All of the data needs to be reproduced with no alterations.

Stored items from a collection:
== Segment start ==

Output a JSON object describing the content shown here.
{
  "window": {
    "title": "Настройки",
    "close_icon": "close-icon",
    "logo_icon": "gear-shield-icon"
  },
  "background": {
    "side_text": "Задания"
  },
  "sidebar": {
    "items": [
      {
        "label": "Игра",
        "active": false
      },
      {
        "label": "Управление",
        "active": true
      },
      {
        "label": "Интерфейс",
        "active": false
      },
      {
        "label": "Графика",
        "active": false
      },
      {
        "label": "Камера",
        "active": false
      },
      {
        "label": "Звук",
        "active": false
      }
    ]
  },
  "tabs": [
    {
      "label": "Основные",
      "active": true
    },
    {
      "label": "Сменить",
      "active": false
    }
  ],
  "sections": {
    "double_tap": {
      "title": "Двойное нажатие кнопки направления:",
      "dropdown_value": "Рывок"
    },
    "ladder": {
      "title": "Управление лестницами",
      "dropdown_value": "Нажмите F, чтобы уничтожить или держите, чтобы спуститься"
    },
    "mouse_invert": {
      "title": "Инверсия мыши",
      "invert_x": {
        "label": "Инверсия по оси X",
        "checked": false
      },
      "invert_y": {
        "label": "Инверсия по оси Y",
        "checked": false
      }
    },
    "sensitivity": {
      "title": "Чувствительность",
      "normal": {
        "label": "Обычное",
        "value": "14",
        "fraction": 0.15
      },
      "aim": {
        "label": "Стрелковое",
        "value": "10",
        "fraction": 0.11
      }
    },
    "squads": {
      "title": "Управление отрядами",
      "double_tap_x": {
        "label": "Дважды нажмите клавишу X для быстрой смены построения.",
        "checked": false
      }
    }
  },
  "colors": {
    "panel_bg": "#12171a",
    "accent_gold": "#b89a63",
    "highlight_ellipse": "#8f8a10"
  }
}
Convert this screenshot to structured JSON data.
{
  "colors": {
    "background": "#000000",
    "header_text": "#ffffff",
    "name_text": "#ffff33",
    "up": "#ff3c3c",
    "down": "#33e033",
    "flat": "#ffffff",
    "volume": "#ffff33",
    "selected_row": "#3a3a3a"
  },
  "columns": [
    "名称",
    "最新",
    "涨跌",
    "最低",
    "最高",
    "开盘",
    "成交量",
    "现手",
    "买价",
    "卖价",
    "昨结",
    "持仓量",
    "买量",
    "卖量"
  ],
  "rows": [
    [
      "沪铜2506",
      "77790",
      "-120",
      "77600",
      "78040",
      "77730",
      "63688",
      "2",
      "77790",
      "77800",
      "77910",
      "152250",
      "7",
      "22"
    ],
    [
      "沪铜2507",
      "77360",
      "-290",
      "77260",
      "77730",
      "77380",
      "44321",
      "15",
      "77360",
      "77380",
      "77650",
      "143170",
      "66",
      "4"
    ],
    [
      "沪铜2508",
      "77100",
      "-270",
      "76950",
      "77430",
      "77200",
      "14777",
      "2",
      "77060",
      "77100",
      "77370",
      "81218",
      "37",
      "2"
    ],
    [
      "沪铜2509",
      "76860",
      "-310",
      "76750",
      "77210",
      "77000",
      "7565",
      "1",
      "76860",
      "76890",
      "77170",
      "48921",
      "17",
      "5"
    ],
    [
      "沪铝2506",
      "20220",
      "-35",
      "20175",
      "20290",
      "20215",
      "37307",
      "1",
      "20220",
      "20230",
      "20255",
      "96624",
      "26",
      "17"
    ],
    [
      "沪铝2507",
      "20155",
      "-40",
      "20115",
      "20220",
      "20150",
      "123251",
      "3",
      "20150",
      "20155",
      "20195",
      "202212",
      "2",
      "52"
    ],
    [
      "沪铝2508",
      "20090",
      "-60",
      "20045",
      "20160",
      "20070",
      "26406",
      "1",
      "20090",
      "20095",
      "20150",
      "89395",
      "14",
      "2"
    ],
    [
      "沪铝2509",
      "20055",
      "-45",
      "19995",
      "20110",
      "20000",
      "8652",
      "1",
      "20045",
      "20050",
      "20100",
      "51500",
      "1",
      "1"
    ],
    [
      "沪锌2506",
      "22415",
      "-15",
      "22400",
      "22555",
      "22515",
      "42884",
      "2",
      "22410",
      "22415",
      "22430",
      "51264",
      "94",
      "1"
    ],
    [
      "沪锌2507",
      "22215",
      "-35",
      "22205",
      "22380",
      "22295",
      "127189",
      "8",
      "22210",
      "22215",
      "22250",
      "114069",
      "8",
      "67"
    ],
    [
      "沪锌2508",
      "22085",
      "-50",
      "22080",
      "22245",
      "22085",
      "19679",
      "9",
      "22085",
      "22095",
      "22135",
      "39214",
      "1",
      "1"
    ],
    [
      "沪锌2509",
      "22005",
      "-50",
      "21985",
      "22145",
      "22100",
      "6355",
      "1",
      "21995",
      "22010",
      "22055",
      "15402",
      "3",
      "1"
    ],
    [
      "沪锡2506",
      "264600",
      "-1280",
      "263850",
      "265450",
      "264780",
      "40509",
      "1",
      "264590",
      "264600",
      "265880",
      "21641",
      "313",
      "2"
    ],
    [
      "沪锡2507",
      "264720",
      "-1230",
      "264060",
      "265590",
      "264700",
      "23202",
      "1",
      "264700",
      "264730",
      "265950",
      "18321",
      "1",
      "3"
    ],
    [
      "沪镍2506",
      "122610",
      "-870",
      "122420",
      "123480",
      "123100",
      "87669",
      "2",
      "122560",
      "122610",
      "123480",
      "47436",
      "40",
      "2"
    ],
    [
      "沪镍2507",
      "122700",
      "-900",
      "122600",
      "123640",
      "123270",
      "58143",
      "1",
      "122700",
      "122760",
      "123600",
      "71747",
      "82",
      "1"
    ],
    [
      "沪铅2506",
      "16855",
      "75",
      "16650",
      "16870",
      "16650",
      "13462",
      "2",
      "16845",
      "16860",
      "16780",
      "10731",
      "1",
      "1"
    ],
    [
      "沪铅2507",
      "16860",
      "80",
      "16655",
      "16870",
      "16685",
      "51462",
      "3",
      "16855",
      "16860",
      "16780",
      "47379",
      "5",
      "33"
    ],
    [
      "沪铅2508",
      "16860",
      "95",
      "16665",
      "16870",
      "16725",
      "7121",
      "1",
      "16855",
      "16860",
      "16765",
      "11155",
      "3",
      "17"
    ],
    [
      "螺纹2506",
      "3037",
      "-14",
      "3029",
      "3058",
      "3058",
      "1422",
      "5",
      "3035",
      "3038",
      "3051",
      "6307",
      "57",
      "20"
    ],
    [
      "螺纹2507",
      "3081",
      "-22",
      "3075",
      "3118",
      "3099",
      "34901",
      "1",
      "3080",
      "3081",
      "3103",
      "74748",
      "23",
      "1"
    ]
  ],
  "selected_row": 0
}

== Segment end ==

FINAL ANSWER:
Output a JSON object describing the content shown here.
{
  "window": {
    "title": "Настройки",
    "close_icon": "close-icon",
    "logo_icon": "gear-shield-icon"
  },
  "background": {
    "side_text": "Задания"
  },
  "sidebar": {
    "items": [
      {
        "label": "Игра",
        "active": false
      },
      {
        "label": "Управление",
        "active": true
      },
      {
        "label": "Интерфейс",
        "active": false
      },
      {
        "label": "Графика",
        "active": false
      },
      {
        "label": "Камера",
        "active": false
      },
      {
        "label": "Звук",
        "active": false
      }
    ]
  },
  "tabs": [
    {
      "label": "Основные",
      "active": true
    },
    {
      "label": "Сменить",
      "active": false
    }
  ],
  "sections": {
    "double_tap": {
      "title": "Двойное нажатие кнопки направления:",
      "dropdown_value": "Рывок"
    },
    "ladder": {
      "title": "Управление лестницами",
      "dropdown_value": "Нажмите F, чтобы уничтожить или держите, чтобы спуститься"
    },
    "mouse_invert": {
      "title": "Инверсия мыши",
      "invert_x": {
        "label": "Инверсия по оси X",
        "checked": false
      },
      "invert_y": {
        "label": "Инверсия по оси Y",
        "checked": false
      }
    },
    "sensitivity": {
      "title": "Чувствительность",
      "normal": {
        "label": "Обычное",
        "value": "14",
        "fraction": 0.15
      },
      "aim": {
        "label": "Стрелковое",
        "value": "10",
        "fraction": 0.11
      }
    },
    "squads": {
      "title": "Управление отрядами",
      "double_tap_x": {
        "label": "Дважды нажмите клавишу X для быстрой смены построения.",
        "checked": false
      }
    }
  },
  "colors": {
    "panel_bg": "#12171a",
    "accent_gold": "#b89a63",
    "highlight_ellipse": "#8f8a10"
  }
}
Convert this screenshot to structured JSON data.
{
  "colors": {
    "background": "#000000",
    "header_text": "#ffffff",
    "name_text": "#ffff33",
    "up": "#ff3c3c",
    "down": "#33e033",
    "flat": "#ffffff",
    "volume": "#ffff33",
    "selected_row": "#3a3a3a"
  },
  "columns": [
    "名称",
    "最新",
    "涨跌",
    "最低",
    "最高",
    "开盘",
    "成交量",
    "现手",
    "买价",
    "卖价",
    "昨结",
    "持仓量",
    "买量",
    "卖量"
  ],
  "rows": [
    [
      "沪铜2506",
      "77790",
      "-120",
      "77600",
      "78040",
      "77730",
      "63688",
      "2",
      "77790",
      "77800",
      "77910",
      "152250",
      "7",
      "22"
    ],
    [
      "沪铜2507",
      "77360",
      "-290",
      "77260",
      "77730",
      "77380",
      "44321",
      "15",
      "77360",
      "77380",
      "77650",
      "143170",
      "66",
      "4"
    ],
    [
      "沪铜2508",
      "77100",
      "-270",
      "76950",
      "77430",
      "77200",
      "14777",
      "2",
      "77060",
      "77100",
      "77370",
      "81218",
      "37",
      "2"
    ],
    [
      "沪铜2509",
      "76860",
      "-310",
      "76750",
      "77210",
      "77000",
      "7565",
      "1",
      "76860",
      "76890",
      "77170",
      "48921",
      "17",
      "5"
    ],
    [
      "沪铝2506",
      "20220",
      "-35",
      "20175",
      "20290",
      "20215",
      "37307",
      "1",
      "20220",
      "20230",
      "20255",
      "96624",
      "26",
      "17"
    ],
    [
      "沪铝2507",
      "20155",
      "-40",
      "20115",
      "20220",
      "20150",
      "123251",
      "3",
      "20150",
      "20155",
      "20195",
      "202212",
      "2",
      "52"
    ],
    [
      "沪铝2508",
      "20090",
      "-60",
      "20045",
      "20160",
      "20070",
      "26406",
      "1",
      "20090",
      "20095",
      "20150",
      "89395",
      "14",
      "2"
    ],
    [
      "沪铝2509",
      "20055",
      "-45",
      "19995",
      "20110",
      "20000",
      "8652",
      "1",
      "20045",
      "20050",
      "20100",
      "51500",
      "1",
      "1"
    ],
    [
      "沪锌2506",
      "22415",
      "-15",
      "22400",
      "22555",
      "22515",
      "42884",
      "2",
      "22410",
      "22415",
      "22430",
      "51264",
      "94",
      "1"
    ],
    [
      "沪锌2507",
      "22215",
      "-35",
      "22205",
      "22380",
      "22295",
      "127189",
      "8",
      "22210",
      "22215",
      "22250",
      "114069",
      "8",
      "67"
    ],
    [
      "沪锌2508",
      "22085",
      "-50",
      "22080",
      "22245",
      "22085",
      "19679",
      "9",
      "22085",
      "22095",
      "22135",
      "39214",
      "1",
      "1"
    ],
    [
      "沪锌2509",
      "22005",
      "-50",
      "21985",
      "22145",
      "22100",
      "6355",
      "1",
      "21995",
      "22010",
      "22055",
      "15402",
      "3",
      "1"
    ],
    [
      "沪锡2506",
      "264600",
      "-1280",
      "263850",
      "265450",
      "264780",
      "40509",
      "1",
      "264590",
      "264600",
      "265880",
      "21641",
      "313",
      "2"
    ],
    [
      "沪锡2507",
      "264720",
      "-1230",
      "264060",
      "265590",
      "264700",
      "23202",
      "1",
      "264700",
      "264730",
      "265950",
      "18321",
      "1",
      "3"
    ],
    [
      "沪镍2506",
      "122610",
      "-870",
      "122420",
      "123480",
      "123100",
      "87669",
      "2",
      "122560",
      "122610",
      "123480",
      "47436",
      "40",
      "2"
    ],
    [
      "沪镍2507",
      "122700",
      "-900",
      "122600",
      "123640",
      "123270",
      "58143",
      "1",
      "122700",
      "122760",
      "123600",
      "71747",
      "82",
      "1"
    ],
    [
      "沪铅2506",
      "16855",
      "75",
      "16650",
      "16870",
      "16650",
      "13462",
      "2",
      "16845",
      "16860",
      "16780",
      "10731",
      "1",
      "1"
    ],
    [
      "沪铅2507",
      "16860",
      "80",
      "16655",
      "16870",
      "16685",
      "51462",
      "3",
      "16855",
      "16860",
      "16780",
      "47379",
      "5",
      "33"
    ],
    [
      "沪铅2508",
      "16860",
      "95",
      "16665",
      "16870",
      "16725",
      "7121",
      "1",
      "16855",
      "16860",
      "16765",
      "11155",
      "3",
      "17"
    ],
    [
      "螺纹2506",
      "3037",
      "-14",
      "3029",
      "3058",
      "3058",
      "1422",
      "5",
      "3035",
      "3038",
      "3051",
      "6307",
      "57",
      "20"
    ],
    [
      "螺纹2507",
      "3081",
      "-22",
      "3075",
      "3118",
      "3099",
      "34901",
      "1",
      "3080",
      "3081",
      "3103",
      "74748",
      "23",
      "1"
    ]
  ],
  "selected_row": 0
}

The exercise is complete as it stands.